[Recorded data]
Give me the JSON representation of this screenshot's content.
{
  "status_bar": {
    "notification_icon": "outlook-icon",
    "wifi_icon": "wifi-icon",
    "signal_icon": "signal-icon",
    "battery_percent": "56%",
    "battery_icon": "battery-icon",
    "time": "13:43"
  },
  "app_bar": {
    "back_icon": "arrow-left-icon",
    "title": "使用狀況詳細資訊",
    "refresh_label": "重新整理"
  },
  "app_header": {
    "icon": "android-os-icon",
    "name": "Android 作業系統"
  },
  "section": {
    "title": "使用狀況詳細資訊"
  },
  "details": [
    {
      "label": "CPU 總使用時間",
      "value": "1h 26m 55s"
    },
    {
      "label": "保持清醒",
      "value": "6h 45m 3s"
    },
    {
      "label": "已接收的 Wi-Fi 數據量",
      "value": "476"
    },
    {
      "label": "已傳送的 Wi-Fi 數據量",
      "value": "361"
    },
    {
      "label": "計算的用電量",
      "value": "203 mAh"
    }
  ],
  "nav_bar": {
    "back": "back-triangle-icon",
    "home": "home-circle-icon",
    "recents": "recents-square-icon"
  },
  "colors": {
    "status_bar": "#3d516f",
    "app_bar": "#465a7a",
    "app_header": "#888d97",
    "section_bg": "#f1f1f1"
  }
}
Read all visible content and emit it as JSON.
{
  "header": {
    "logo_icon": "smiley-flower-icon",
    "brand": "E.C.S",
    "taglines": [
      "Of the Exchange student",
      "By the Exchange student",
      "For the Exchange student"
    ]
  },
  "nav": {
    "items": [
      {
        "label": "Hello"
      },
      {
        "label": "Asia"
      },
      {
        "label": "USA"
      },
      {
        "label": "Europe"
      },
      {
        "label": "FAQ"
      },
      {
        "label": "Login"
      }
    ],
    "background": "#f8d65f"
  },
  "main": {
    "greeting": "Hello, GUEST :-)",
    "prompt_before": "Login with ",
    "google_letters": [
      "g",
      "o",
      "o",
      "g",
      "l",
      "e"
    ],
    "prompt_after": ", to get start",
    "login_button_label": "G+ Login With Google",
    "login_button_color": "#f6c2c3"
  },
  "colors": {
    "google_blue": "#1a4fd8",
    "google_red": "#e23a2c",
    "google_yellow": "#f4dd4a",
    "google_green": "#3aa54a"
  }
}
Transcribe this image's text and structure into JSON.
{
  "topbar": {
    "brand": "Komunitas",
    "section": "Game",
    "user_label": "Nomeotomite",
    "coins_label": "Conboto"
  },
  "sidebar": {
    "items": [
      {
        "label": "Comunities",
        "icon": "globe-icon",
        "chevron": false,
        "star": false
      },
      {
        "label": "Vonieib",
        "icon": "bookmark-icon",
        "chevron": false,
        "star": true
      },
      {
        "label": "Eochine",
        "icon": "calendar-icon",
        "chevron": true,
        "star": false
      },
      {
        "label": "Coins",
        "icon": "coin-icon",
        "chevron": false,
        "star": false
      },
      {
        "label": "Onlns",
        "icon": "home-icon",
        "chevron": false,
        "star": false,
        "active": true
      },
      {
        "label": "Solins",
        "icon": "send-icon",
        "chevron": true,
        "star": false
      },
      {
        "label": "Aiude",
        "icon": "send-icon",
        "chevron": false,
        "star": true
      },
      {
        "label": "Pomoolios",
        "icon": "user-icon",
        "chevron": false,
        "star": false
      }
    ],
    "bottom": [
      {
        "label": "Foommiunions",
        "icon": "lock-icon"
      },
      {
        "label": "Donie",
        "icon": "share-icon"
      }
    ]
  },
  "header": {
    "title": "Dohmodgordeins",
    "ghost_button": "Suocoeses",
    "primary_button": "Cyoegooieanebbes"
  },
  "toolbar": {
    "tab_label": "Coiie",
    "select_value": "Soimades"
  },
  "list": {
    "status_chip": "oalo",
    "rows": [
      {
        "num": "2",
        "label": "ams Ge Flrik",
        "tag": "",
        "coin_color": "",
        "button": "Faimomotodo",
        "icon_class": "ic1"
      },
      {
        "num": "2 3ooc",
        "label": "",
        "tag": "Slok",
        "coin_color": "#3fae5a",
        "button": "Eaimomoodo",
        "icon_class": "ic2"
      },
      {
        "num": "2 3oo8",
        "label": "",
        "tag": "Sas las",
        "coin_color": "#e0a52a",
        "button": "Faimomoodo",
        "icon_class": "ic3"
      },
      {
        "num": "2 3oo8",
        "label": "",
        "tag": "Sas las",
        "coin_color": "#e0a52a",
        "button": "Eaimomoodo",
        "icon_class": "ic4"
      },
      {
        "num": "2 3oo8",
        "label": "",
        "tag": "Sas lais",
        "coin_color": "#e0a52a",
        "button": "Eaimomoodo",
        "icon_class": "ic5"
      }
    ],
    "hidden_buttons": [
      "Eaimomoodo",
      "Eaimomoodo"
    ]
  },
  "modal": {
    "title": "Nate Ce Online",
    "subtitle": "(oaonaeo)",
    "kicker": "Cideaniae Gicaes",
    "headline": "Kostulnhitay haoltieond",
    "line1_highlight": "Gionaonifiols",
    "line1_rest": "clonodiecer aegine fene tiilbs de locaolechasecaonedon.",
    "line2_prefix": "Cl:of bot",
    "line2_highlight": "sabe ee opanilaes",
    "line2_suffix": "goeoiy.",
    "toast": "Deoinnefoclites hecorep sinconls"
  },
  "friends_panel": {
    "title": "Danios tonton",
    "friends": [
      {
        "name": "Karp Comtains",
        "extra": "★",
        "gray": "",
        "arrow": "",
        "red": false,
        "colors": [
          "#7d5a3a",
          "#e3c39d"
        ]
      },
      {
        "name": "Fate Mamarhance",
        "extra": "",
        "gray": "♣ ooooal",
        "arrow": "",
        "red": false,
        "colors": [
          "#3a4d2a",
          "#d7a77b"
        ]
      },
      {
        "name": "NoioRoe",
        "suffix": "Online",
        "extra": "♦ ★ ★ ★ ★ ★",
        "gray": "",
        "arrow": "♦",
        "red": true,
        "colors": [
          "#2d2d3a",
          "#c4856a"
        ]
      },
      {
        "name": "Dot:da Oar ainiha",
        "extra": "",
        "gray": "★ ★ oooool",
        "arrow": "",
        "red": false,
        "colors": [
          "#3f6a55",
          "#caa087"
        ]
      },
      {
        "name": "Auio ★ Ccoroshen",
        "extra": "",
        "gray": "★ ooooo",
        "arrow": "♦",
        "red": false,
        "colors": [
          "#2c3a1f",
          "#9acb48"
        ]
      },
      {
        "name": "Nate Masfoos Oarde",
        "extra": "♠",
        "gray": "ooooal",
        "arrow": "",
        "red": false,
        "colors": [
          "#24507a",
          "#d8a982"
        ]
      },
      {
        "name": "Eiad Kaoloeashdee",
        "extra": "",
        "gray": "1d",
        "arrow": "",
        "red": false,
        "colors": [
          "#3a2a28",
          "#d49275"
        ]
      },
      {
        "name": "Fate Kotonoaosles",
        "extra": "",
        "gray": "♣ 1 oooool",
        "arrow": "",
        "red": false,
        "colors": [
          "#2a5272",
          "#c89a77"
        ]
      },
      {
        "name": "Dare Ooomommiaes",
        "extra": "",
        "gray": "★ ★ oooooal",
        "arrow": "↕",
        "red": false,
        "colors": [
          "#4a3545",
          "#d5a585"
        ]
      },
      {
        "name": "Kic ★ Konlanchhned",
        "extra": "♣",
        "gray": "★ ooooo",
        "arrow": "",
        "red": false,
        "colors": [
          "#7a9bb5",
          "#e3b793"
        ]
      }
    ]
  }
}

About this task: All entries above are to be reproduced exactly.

Written response:
Give me the JSON representation of this screenshot's content.
{
  "status_bar": {
    "notification_icon": "outlook-icon",
    "wifi_icon": "wifi-icon",
    "signal_icon": "signal-icon",
    "battery_percent": "56%",
    "battery_icon": "battery-icon",
    "time": "13:43"
  },
  "app_bar": {
    "back_icon": "arrow-left-icon",
    "title": "使用狀況詳細資訊",
    "refresh_label": "重新整理"
  },
  "app_header": {
    "icon": "android-os-icon",
    "name": "Android 作業系統"
  },
  "section": {
    "title": "使用狀況詳細資訊"
  },
  "details": [
    {
      "label": "CPU 總使用時間",
      "value": "1h 26m 55s"
    },
    {
      "label": "保持清醒",
      "value": "6h 45m 3s"
    },
    {
      "label": "已接收的 Wi-Fi 數據量",
      "value": "476"
    },
    {
      "label": "已傳送的 Wi-Fi 數據量",
      "value": "361"
    },
    {
      "label": "計算的用電量",
      "value": "203 mAh"
    }
  ],
  "nav_bar": {
    "back": "back-triangle-icon",
    "home": "home-circle-icon",
    "recents": "recents-square-icon"
  },
  "colors": {
    "status_bar": "#3d516f",
    "app_bar": "#465a7a",
    "app_header": "#888d97",
    "section_bg": "#f1f1f1"
  }
}
Read all visible content and emit it as JSON.
{
  "header": {
    "logo_icon": "smiley-flower-icon",
    "brand": "E.C.S",
    "taglines": [
      "Of the Exchange student",
      "By the Exchange student",
      "For the Exchange student"
    ]
  },
  "nav": {
    "items": [
      {
        "label": "Hello"
      },
      {
        "label": "Asia"
      },
      {
        "label": "USA"
      },
      {
        "label": "Europe"
      },
      {
        "label": "FAQ"
      },
      {
        "label": "Login"
      }
    ],
    "background": "#f8d65f"
  },
  "main": {
    "greeting": "Hello, GUEST :-)",
    "prompt_before": "Login with ",
    "google_letters": [
      "g",
      "o",
      "o",
      "g",
      "l",
      "e"
    ],
    "prompt_after": ", to get start",
    "login_button_label": "G+ Login With Google",
    "login_button_color": "#f6c2c3"
  },
  "colors": {
    "google_blue": "#1a4fd8",
    "google_red": "#e23a2c",
    "google_yellow": "#f4dd4a",
    "google_green": "#3aa54a"
  }
}
Transcribe this image's text and structure into JSON.
{
  "topbar": {
    "brand": "Komunitas",
    "section": "Game",
    "user_label": "Nomeotomite",
    "coins_label": "Conboto"
  },
  "sidebar": {
    "items": [
      {
        "label": "Comunities",
        "icon": "globe-icon",
        "chevron": false,
        "star": false
      },
      {
        "label": "Vonieib",
        "icon": "bookmark-icon",
        "chevron": false,
        "star": true
      },
      {
        "label": "Eochine",
        "icon": "calendar-icon",
        "chevron": true,
        "star": false
      },
      {
        "label": "Coins",
        "icon": "coin-icon",
        "chevron": false,
        "star": false
      },
      {
        "label": "Onlns",
        "icon": "home-icon",
        "chevron": false,
        "star": false,
        "active": true
      },
      {
        "label": "Solins",
        "icon": "send-icon",
        "chevron": true,
        "star": false
      },
      {
        "label": "Aiude",
        "icon": "send-icon",
        "chevron": false,
        "star": true
      },
      {
        "label": "Pomoolios",
        "icon": "user-icon",
        "chevron": false,
        "star": false
      }
    ],
    "bottom": [
      {
        "label": "Foommiunions",
        "icon": "lock-icon"
      },
      {
        "label": "Donie",
        "icon": "share-icon"
      }
    ]
  },
  "header": {
    "title": "Dohmodgordeins",
    "ghost_button": "Suocoeses",
    "primary_button": "Cyoegooieanebbes"
  },
  "toolbar": {
    "tab_label": "Coiie",
    "select_value": "Soimades"
  },
  "list": {
    "status_chip": "oalo",
    "rows": [
      {
        "num": "2",
        "label": "ams Ge Flrik",
        "tag": "",
        "coin_color": "",
        "button": "Faimomotodo",
        "icon_class": "ic1"
      },
      {
        "num": "2 3ooc",
        "label": "",
        "tag": "Slok",
        "coin_color": "#3fae5a",
        "button": "Eaimomoodo",
        "icon_class": "ic2"
      },
      {
        "num": "2 3oo8",
        "label": "",
        "tag": "Sas las",
        "coin_color": "#e0a52a",
        "button": "Faimomoodo",
        "icon_class": "ic3"
      },
      {
        "num": "2 3oo8",
        "label": "",
        "tag": "Sas las",
        "coin_color": "#e0a52a",
        "button": "Eaimomoodo",
        "icon_class": "ic4"
      },
      {
        "num": "2 3oo8",
        "label": "",
        "tag": "Sas lais",
        "coin_color": "#e0a52a",
        "button": "Eaimomoodo",
        "icon_class": "ic5"
      }
    ],
    "hidden_buttons": [
      "Eaimomoodo",
      "Eaimomoodo"
    ]
  },
  "modal": {
    "title": "Nate Ce Online",
    "subtitle": "(oaonaeo)",
    "kicker": "Cideaniae Gicaes",
    "headline": "Kostulnhitay haoltieond",
    "line1_highlight": "Gionaonifiols",
    "line1_rest": "clonodiecer aegine fene tiilbs de locaolechasecaonedon.",
    "line2_prefix": "Cl:of bot",
    "line2_highlight": "sabe ee opanilaes",
    "line2_suffix": "goeoiy.",
    "toast": "Deoinnefoclites hecorep sinconls"
  },
  "friends_panel": {
    "title": "Danios tonton",
    "friends": [
      {
        "name": "Karp Comtains",
        "extra": "★",
        "gray": "",
        "arrow": "",
        "red": false,
        "colors": [
          "#7d5a3a",
          "#e3c39d"
        ]
      },
      {
        "name": "Fate Mamarhance",
        "extra": "",
        "gray": "♣ ooooal",
        "arrow": "",
        "red": false,
        "colors": [
          "#3a4d2a",
          "#d7a77b"
        ]
      },
      {
        "name": "NoioRoe",
        "suffix": "Online",
        "extra": "♦ ★ ★ ★ ★ ★",
        "gray": "",
        "arrow": "♦",
        "red": true,
        "colors": [
          "#2d2d3a",
          "#c4856a"
        ]
      },
      {
        "name": "Dot:da Oar ainiha",
        "extra": "",
        "gray": "★ ★ oooool",
        "arrow": "",
        "red": false,
        "colors": [
          "#3f6a55",
          "#caa087"
        ]
      },
      {
        "name": "Auio ★ Ccoroshen",
        "extra": "",
        "gray": "★ ooooo",
        "arrow": "♦",
        "red": false,
        "colors": [
          "#2c3a1f",
          "#9acb48"
        ]
      },
      {
        "name": "Nate Masfoos Oarde",
        "extra": "♠",
        "gray": "ooooal",
        "arrow": "",
        "red": false,
        "colors": [
          "#24507a",
          "#d8a982"
        ]
      },
      {
        "name": "Eiad Kaoloeashdee",
        "extra": "",
        "gray": "1d",
        "arrow": "",
        "red": false,
        "colors": [
          "#3a2a28",
          "#d49275"
        ]
      },
      {
        "name": "Fate Kotonoaosles",
        "extra": "",
        "gray": "♣ 1 oooool",
        "arrow": "",
        "red": false,
        "colors": [
          "#2a5272",
          "#c89a77"
        ]
      },
      {
        "name": "Dare Ooomommiaes",
        "extra": "",
        "gray": "★ ★ oooooal",
        "arrow": "↕",
        "red": false,
        "colors": [
          "#4a3545",
          "#d5a585"
        ]
      },
      {
        "name": "Kic ★ Konlanchhned",
        "extra": "♣",
        "gray": "★ ooooo",
        "arrow": "",
        "red": false,
        "colors": [
          "#7a9bb5",
          "#e3b793"
        ]
      }
    ]
  }
}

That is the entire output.